Task item
Every line of the entries below that includes "icon" belongs in the answer, copied as written.

Extracted information
_ _ _

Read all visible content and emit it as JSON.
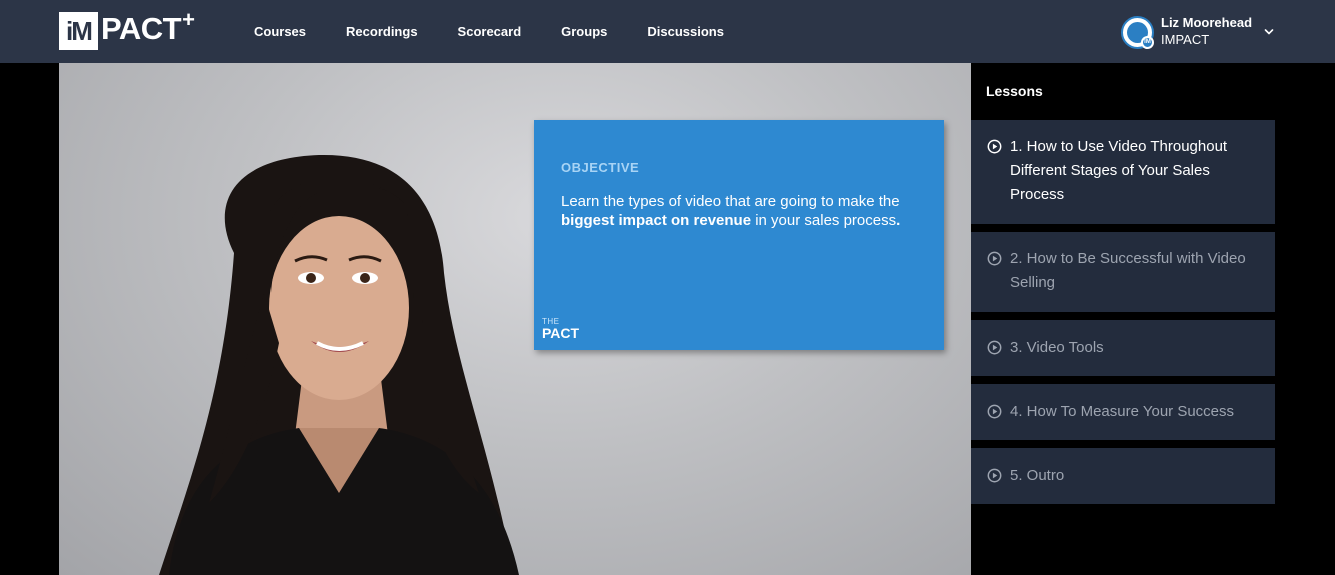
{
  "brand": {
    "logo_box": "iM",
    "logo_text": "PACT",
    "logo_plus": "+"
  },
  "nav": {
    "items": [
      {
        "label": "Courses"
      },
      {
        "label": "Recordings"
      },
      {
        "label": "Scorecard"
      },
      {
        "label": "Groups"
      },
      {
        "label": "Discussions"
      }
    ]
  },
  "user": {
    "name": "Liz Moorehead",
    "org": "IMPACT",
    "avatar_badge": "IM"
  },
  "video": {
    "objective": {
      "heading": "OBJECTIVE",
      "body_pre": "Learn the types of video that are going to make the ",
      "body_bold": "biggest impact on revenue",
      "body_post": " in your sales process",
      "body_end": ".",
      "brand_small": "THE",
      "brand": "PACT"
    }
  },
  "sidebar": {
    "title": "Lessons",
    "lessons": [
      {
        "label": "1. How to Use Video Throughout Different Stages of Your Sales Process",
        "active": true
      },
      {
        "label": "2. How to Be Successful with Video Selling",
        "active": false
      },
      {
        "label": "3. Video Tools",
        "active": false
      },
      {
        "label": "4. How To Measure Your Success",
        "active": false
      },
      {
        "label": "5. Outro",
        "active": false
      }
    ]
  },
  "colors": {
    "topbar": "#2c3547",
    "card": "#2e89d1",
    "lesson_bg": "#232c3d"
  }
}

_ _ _

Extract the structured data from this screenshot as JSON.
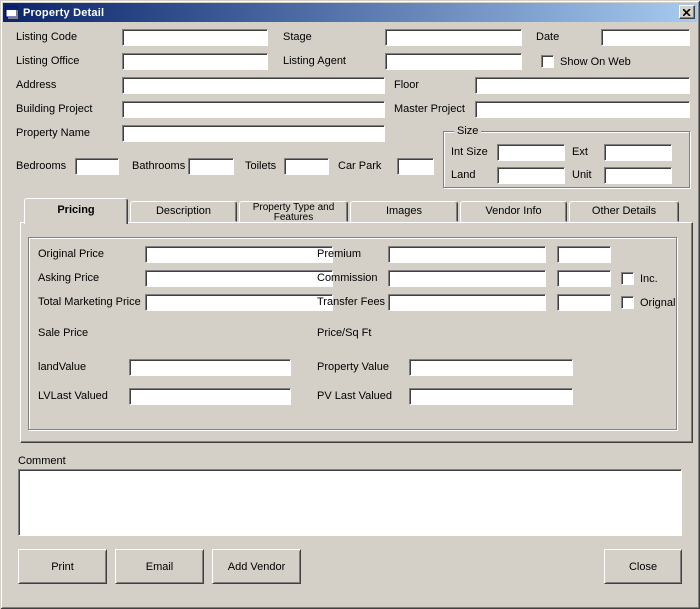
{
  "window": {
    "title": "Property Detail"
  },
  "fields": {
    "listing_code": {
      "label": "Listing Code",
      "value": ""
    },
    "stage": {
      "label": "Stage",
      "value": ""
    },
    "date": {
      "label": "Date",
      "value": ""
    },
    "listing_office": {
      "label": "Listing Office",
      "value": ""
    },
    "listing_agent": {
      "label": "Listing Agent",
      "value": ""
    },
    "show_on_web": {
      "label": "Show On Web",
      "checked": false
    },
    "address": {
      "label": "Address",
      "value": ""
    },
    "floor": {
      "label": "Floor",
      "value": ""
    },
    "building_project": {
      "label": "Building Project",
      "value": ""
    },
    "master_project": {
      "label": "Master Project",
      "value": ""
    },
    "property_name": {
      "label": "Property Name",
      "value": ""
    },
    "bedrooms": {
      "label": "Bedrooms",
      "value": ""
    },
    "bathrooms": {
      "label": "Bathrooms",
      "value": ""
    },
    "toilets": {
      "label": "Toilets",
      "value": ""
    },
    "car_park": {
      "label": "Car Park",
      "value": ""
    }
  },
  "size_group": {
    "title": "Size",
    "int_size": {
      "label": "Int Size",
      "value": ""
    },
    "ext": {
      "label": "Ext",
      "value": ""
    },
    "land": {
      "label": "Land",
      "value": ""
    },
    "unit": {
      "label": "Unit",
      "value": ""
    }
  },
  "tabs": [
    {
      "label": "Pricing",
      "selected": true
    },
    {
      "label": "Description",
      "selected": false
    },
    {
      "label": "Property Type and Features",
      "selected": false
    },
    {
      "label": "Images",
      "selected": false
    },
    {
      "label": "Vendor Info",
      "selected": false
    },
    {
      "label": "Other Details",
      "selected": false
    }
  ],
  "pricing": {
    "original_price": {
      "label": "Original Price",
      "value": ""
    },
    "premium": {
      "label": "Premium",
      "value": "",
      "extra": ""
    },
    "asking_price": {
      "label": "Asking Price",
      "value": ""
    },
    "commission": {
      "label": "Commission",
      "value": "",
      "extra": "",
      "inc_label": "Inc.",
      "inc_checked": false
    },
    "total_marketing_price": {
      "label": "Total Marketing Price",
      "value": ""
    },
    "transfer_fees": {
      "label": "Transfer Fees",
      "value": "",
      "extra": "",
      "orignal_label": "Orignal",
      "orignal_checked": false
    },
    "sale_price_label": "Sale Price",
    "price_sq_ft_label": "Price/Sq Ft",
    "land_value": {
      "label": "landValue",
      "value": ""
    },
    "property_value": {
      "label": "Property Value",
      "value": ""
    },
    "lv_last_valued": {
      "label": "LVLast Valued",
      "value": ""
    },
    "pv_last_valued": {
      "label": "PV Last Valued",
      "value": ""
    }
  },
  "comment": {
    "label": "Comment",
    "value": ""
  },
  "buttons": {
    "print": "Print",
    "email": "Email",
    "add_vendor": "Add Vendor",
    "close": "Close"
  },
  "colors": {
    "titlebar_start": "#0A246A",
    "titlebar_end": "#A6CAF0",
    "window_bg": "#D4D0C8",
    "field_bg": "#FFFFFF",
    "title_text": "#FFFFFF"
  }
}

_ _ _

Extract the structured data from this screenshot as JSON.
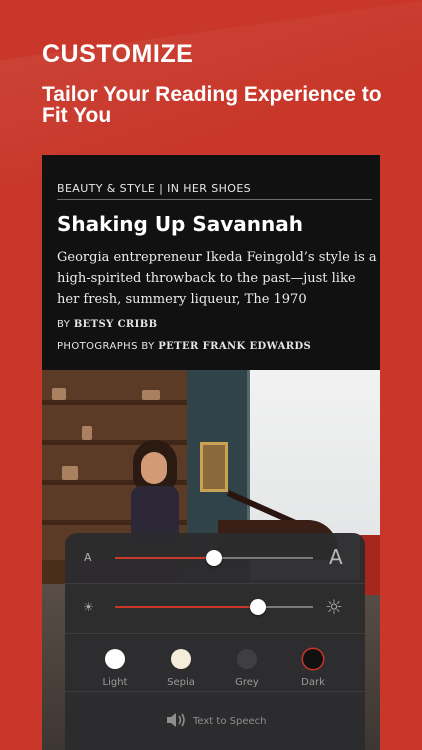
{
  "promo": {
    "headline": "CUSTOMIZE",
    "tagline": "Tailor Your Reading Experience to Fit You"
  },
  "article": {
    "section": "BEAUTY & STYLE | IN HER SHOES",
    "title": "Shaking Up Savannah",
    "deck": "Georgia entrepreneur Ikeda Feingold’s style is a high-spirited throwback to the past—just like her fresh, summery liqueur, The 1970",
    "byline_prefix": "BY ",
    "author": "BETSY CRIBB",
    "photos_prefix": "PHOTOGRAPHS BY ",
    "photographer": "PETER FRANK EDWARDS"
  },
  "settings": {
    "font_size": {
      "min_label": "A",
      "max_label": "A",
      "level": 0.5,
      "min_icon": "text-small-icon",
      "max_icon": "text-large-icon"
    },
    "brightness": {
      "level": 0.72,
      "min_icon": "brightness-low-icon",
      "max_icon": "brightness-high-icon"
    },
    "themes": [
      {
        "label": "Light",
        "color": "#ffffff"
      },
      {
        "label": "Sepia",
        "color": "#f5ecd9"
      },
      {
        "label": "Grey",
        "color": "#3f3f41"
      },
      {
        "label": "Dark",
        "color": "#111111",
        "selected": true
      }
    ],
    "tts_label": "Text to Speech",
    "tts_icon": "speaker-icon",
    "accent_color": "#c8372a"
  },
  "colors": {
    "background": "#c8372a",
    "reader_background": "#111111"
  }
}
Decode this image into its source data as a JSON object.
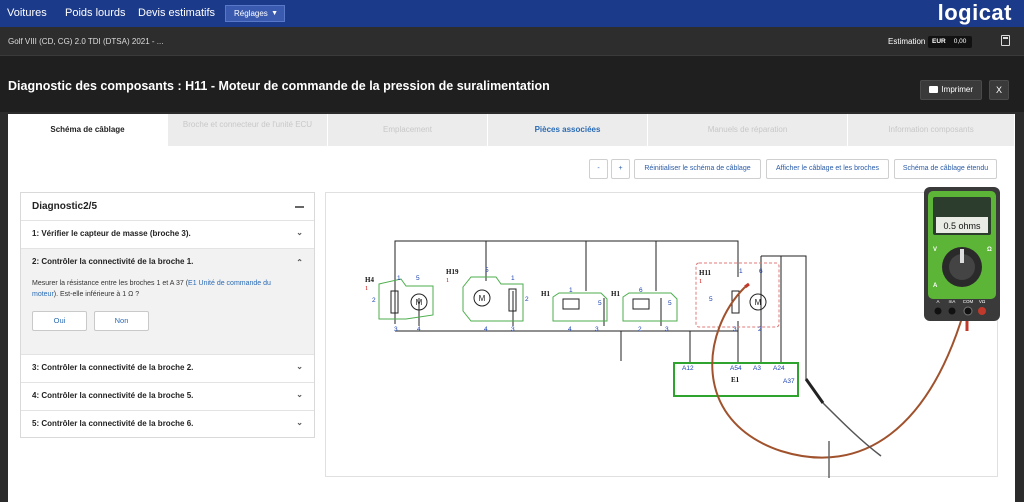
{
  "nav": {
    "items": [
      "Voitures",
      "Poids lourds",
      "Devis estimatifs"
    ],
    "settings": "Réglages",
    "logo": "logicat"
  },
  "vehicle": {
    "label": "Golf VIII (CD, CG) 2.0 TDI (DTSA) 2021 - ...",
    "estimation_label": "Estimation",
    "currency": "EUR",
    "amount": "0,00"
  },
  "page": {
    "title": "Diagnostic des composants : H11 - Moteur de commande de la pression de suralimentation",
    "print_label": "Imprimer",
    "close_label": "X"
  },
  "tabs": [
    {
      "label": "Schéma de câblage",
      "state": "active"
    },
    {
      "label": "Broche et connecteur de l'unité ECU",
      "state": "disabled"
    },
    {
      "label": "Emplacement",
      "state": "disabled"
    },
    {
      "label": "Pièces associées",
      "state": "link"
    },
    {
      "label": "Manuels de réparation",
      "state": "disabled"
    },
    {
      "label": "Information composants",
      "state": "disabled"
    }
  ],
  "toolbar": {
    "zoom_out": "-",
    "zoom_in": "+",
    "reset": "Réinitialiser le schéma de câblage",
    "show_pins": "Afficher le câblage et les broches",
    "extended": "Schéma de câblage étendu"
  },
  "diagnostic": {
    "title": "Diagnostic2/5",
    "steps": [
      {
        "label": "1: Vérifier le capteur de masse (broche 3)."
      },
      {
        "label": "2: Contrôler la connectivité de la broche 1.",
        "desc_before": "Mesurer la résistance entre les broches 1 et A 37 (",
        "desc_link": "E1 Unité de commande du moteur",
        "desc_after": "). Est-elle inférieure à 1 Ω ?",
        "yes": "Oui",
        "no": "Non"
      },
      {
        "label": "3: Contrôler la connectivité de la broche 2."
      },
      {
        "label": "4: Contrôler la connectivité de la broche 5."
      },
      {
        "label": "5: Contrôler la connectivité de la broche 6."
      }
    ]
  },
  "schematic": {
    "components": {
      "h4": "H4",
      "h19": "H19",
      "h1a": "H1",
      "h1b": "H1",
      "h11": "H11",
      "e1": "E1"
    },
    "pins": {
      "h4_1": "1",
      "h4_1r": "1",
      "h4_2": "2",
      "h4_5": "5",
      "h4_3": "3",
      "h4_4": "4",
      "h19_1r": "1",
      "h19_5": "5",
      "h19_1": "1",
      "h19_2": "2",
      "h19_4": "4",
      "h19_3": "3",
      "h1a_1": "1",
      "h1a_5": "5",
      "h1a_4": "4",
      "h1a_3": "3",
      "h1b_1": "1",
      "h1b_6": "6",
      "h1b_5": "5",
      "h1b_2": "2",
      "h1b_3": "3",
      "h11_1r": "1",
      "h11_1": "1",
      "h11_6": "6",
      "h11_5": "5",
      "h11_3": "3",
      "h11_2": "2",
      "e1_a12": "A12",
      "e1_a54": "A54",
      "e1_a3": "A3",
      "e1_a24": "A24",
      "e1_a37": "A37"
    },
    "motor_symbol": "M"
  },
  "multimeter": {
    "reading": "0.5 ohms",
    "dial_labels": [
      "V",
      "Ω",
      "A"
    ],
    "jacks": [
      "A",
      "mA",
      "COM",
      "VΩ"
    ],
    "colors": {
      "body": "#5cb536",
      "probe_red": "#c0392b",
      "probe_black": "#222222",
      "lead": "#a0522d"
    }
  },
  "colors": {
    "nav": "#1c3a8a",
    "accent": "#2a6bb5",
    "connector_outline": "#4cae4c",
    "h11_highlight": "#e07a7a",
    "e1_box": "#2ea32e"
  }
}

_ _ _

Your response
      "min_icon": "text-small-icon",
      "max_icon": "text-large-icon"
      "min_icon": "brightness-low-icon",
      "max_icon": "brightness-high-icon"
    "tts_icon": "speaker-icon",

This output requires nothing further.